  • Students must be supervised by an adult.
  • The use of open flame, heating devices, class 2 or higher lasers or radiological materials in your poster presentation is strictly prohibited.
  • Electrical outlets will not be available for your poster, but battery-operated projects will be allowed.
  • Projects involving liquids should be on a tray to prevent spills.
  • Project must fit into a space 1 meter wide and 0.5 meter deep on a tabletop.
  • Poster must be three sided, free-standing, boards.
  • All projects must be labeled with your name and the question your project is answering.
  • Students are encouraged to use the library, favorite search engine, or other sources for ideas and research.
  • Make sure you have recruited your adult to supervise all aspects of the experiment and to help you.
  • Never eat or drink during an experiment and always keep your work area clean.
  • Wear protective goggles when doing any experiment that could lead to eye injury.
  • Do not touch, taste or inhale chemicals or chemical solutions.
  • Respect all life forms. Do not perform an experiment that will harm an animal.
  • Always wash your hands after doing the experiment,
  • Dispose waste properly.
  • Any project that involves drugs, firearms, or explosives are not permitted.
  • Any project that breaks MCPS policy, and/or local, state or federal laws are not permitted.
  • If there are dangerous aspects of your experiment, like using sharp tools or experimenting with electricity, please have an adult help you.
  • Pick a topic. What is your child interested in? Rocks, bugs, robots or weather? Find out what your child would like to learn more about.
  • Learn about the topic. There are many resources available to help your child learn about the subject and decide on a project.
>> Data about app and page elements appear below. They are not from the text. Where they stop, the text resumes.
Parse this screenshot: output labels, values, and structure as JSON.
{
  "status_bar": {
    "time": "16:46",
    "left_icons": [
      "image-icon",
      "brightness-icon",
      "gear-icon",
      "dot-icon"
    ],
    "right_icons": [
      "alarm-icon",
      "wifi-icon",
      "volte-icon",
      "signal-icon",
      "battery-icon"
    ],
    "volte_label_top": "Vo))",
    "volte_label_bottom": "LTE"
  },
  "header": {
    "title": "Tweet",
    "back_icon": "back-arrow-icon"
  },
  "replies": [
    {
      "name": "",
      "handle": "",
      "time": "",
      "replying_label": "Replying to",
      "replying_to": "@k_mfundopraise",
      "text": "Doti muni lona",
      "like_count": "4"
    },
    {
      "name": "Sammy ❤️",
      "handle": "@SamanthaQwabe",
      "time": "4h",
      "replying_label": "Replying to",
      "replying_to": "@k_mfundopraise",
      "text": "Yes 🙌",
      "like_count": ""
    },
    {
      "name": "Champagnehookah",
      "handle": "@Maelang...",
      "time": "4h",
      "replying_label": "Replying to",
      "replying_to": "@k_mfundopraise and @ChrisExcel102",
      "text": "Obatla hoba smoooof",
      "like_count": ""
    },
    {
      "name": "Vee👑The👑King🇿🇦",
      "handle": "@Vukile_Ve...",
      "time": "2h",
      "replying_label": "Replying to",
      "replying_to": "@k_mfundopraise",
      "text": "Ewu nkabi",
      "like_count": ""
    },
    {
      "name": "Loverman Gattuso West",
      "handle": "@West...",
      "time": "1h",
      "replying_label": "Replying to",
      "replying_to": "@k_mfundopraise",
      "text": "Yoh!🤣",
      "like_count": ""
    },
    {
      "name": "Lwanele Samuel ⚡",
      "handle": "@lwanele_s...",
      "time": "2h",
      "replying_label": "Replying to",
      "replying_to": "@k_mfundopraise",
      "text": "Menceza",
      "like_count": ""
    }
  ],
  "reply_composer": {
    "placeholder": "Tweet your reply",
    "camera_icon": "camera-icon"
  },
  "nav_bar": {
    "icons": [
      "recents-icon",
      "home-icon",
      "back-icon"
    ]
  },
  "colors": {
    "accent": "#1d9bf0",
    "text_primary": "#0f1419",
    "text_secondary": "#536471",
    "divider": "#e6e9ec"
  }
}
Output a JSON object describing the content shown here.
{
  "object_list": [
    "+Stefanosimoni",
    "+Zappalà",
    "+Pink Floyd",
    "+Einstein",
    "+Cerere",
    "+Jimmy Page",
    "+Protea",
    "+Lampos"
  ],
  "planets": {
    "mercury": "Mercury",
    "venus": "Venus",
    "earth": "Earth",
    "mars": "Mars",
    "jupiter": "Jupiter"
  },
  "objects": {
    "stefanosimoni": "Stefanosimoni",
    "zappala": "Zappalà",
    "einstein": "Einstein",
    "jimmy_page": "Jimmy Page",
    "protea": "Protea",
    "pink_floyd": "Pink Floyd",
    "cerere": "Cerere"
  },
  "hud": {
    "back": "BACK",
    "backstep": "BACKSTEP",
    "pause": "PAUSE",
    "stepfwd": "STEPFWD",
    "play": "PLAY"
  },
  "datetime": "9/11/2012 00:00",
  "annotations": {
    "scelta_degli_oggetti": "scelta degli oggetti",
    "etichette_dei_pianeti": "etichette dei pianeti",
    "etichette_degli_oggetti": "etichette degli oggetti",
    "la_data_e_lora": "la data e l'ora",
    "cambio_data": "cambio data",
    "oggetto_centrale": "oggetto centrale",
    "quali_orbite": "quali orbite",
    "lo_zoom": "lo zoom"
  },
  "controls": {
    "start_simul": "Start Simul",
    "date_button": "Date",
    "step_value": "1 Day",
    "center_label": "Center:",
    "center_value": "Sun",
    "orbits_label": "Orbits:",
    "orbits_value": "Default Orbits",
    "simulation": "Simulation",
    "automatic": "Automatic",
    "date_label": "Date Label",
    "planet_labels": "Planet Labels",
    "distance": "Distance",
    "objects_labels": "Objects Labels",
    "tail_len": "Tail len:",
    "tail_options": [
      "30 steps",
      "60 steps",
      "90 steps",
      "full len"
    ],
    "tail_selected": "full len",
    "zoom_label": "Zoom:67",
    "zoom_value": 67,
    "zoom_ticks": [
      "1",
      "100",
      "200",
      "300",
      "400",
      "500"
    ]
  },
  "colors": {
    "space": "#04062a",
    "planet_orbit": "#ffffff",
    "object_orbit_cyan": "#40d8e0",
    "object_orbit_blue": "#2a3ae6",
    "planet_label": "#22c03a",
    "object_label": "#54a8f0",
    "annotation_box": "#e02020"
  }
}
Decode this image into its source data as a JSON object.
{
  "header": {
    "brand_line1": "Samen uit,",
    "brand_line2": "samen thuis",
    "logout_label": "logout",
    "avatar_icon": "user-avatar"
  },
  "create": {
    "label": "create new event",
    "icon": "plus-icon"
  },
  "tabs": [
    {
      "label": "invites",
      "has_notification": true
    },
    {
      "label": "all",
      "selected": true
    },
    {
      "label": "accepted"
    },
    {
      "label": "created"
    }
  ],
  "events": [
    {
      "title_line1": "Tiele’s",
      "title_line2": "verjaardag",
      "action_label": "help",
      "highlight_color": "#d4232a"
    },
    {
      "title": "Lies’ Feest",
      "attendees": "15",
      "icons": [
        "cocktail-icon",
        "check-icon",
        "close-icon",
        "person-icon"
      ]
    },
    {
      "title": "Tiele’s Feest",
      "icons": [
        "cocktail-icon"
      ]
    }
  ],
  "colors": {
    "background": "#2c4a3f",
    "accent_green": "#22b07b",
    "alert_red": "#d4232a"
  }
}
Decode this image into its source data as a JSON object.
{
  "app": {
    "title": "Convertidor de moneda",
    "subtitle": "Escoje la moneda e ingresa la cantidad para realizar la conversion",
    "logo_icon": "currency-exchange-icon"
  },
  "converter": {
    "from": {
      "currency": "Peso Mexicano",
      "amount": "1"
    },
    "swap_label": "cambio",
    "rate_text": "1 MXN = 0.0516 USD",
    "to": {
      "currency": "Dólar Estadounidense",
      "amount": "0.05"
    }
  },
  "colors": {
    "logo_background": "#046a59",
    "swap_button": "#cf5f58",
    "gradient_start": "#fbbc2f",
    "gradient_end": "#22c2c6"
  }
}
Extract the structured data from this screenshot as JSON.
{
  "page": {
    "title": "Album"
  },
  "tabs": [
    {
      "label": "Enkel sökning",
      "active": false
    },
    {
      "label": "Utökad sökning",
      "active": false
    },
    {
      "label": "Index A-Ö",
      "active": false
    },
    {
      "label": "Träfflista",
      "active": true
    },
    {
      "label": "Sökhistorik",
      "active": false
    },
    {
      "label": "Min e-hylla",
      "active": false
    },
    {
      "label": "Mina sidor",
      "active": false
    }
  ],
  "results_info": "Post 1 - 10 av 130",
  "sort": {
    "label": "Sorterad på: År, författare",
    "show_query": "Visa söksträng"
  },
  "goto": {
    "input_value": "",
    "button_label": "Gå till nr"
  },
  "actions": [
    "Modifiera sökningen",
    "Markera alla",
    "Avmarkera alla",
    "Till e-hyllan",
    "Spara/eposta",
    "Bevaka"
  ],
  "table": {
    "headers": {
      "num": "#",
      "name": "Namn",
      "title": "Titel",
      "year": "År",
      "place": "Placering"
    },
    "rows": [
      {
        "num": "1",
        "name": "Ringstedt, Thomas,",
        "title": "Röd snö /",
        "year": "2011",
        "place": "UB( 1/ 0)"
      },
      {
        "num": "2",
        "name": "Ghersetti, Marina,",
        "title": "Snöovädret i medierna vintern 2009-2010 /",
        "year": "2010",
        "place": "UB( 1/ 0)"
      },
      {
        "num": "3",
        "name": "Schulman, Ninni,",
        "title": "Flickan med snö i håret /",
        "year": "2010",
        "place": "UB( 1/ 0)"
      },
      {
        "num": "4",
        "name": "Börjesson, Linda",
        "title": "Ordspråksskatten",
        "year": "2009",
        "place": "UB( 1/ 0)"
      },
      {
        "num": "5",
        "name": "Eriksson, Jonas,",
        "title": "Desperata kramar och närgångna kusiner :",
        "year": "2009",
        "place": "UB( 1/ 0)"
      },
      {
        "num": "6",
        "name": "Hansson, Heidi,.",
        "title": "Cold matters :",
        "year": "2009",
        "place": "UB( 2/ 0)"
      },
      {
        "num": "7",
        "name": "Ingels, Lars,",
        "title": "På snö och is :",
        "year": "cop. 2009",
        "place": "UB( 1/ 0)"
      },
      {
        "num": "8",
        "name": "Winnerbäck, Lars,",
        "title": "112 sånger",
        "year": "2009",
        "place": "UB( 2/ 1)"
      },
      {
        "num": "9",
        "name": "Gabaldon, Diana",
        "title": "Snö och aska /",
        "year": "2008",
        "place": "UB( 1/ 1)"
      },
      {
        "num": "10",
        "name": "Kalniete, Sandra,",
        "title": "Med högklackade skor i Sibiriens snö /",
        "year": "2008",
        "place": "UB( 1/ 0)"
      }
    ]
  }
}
Go to the school library, public library, websites, and bookstores. There are many books about developing elementary school science projects. (A list of books is provided here to get you started.)
  • Develop your question. Phrase the project in terms of a question. For example,
  • “Does music affect plant growth?’ or “Are all rocks the same on the inside?’ or “On what foods does mold grow best?”
  • Set up the experiment. Decide how the question will be answered. Develop a plan and collect materials.
  • Conduct the experiment. Conduct the experiment and note the results.
  • Create a table and graph to display your data.
  • Develop a display to explain the experiment. Record all of your information on a three sided, free-standing board. Remember you’re your project must fit into a space 1 meter wide and 0.5 meter deep on a tabletop. You can bring other materials that will fit in this space.
  • Have fun! Come to the Science Expo and discuss your experiment with a real scientist!
  • Sample board: